SEATTLE » Microsoft Corp. said yesterday that its net income for the latest quarter fell slightly from a year ago, and it beat Wall Street’s expectations despite the weak personal computer market.
Sales of Office 2010 buoyed the results, as did the popularity of Kinect, Microsoft’s new motion-sensing controller for the Xbox 360 video game system.
Microsoft’s net income for the October-December quarter was $6.63 billion, compared with $6.66 billion in the same period last year. Thanks to stock buybacks, net income rose to 77 cents a share, from 74 cents. Analysts surveyed by FactSet were expecting net income of 69 cents a share for the fiscal second quarter.
In all, Microsoft’s revenue edged up 5 percent to $20 billion, topping analysts’ expectations for $19.2 billion in revenue.
The software maker rushed out its earnings report a few minutes early, just before the markets closed for the day, after a pre-production draft of the earnings release was discovered by one or more media sources who then published the results to the Web before market close.
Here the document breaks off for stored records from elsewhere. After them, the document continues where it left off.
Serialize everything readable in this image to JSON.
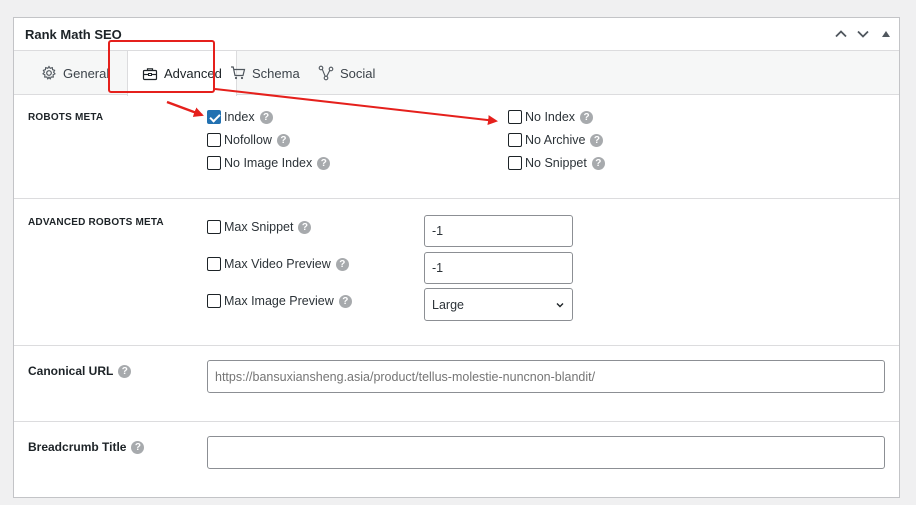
{
  "panel": {
    "title": "Rank Math SEO"
  },
  "header_buttons": [
    {
      "name": "move-up",
      "icon": "chevron-up-icon"
    },
    {
      "name": "move-down",
      "icon": "chevron-down-icon"
    },
    {
      "name": "toggle-panel",
      "icon": "triangle-up-icon"
    }
  ],
  "tabs": [
    {
      "label": "General",
      "icon": "gear-icon",
      "active": false
    },
    {
      "label": "Advanced",
      "icon": "toolbox-icon",
      "active": true
    },
    {
      "label": "Schema",
      "icon": "cart-icon",
      "active": false
    },
    {
      "label": "Social",
      "icon": "share-icon",
      "active": false
    }
  ],
  "robots_meta": {
    "label": "ROBOTS META",
    "left": [
      {
        "label": "Index",
        "checked": true
      },
      {
        "label": "Nofollow",
        "checked": false
      },
      {
        "label": "No Image Index",
        "checked": false
      }
    ],
    "right": [
      {
        "label": "No Index",
        "checked": false
      },
      {
        "label": "No Archive",
        "checked": false
      },
      {
        "label": "No Snippet",
        "checked": false
      }
    ]
  },
  "advanced_robots": {
    "label": "ADVANCED ROBOTS META",
    "rows": [
      {
        "label": "Max Snippet",
        "checked": false,
        "value": "-1"
      },
      {
        "label": "Max Video Preview",
        "checked": false,
        "value": "-1"
      },
      {
        "label": "Max Image Preview",
        "checked": false,
        "value": "Large"
      }
    ]
  },
  "canonical": {
    "label": "Canonical URL",
    "placeholder": "https://bansuxiansheng.asia/product/tellus-molestie-nuncnon-blandit/"
  },
  "breadcrumb": {
    "label": "Breadcrumb Title",
    "value": ""
  },
  "help_glyph": "?",
  "annotation_color": "#e5201c",
  "accent_color": "#2271b1"
}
Shares spiked to more than $29 per share in heavy trading about 15 minutes before the closing bell, before dropping back to $28.87, a 9-cent gain for the day. Investors sent shares down 9 cents to $28.78 in extended trading.
AMAZON’S REVENUE FALLS SHORT
SAN FRANCISCO » Amazon.com uncharacteristically missed Wall Street’s revenue target in the fourth quarter, sending the stock tumbling 9 percent and showing that not all Internet companies benefited equally from the holiday shopping season.
The results from the world’s biggest online retailer highlight the unevenness of retail’s recovery, as people have picked up their spending after the official end of the Great Recession but are being picky about what they buy. Amazon CEO Jeff Bezos noted that the company hit two important milestones in the quarter: cracking $10 billion in quarterly revenue for the first time, and selling more electronic books for Amazon’s hot-selling Kindle device than paperbacks.
Still, the revenue miss jolted investors, signaling that expectations were running too hot for a company whose stock price had jumped nearly 75 percent since its 52-week low of $105.80 in July. After the results were reported yesterday, Amazon shares fell $16.18, or 8.8 percent, to $168.27 in extended trading.
Net income was $416 million, or 91 cents a share. Analysts expected 88 cents a share. A year ago, Amazon earned $384 million, or 85 cents a share. Revenue jumped 36 percent to $12.95 billion, but analysts were expecting $13.02 billion.
» AT&T Inc., the wireless carrier that is about to lose its exclusive hold on the Apple Inc. iPhone in the U.S., predicted full-year earnings that might miss analysts’ estimates. Earnings will increase by a "mid-single digits" percentage from last year’s $2.22 a share, AT&T said yesterday. At 5 percent growth, earnings would be about $2.33, compared with $2.50, the average of estimates compiled by Bloomberg. Fourth-quarter net income fell to $1.09 billion from $2.73 billion a year earlier. Revenue was $31.4 billion, up 2.1 percent from a year ago.
» Time Warner Cable Inc. booked a 22 percent jump in fourth-quarter profit as it enticed more customers to upgrade to pricier bundles of cable, Internet and phone service. It also boosted its dividend payout 20 percent. Still, the company lost another 141,000 cable TV subscribers, its second-biggest quarterly loss ever. Growth came instead from its high-speed Internet and phone businesses.
» Procter & Gamble Co. says sales are slowly starting to pick up. The maker of Tide detergent and Gillette shavers had net income of $3.33 billion, a slide of 28 percent compared with $4.66 billion last year, when earnings got a boost from sale of the company’s prescription drug business. Revenue rose 2 percent to $21.3 billion.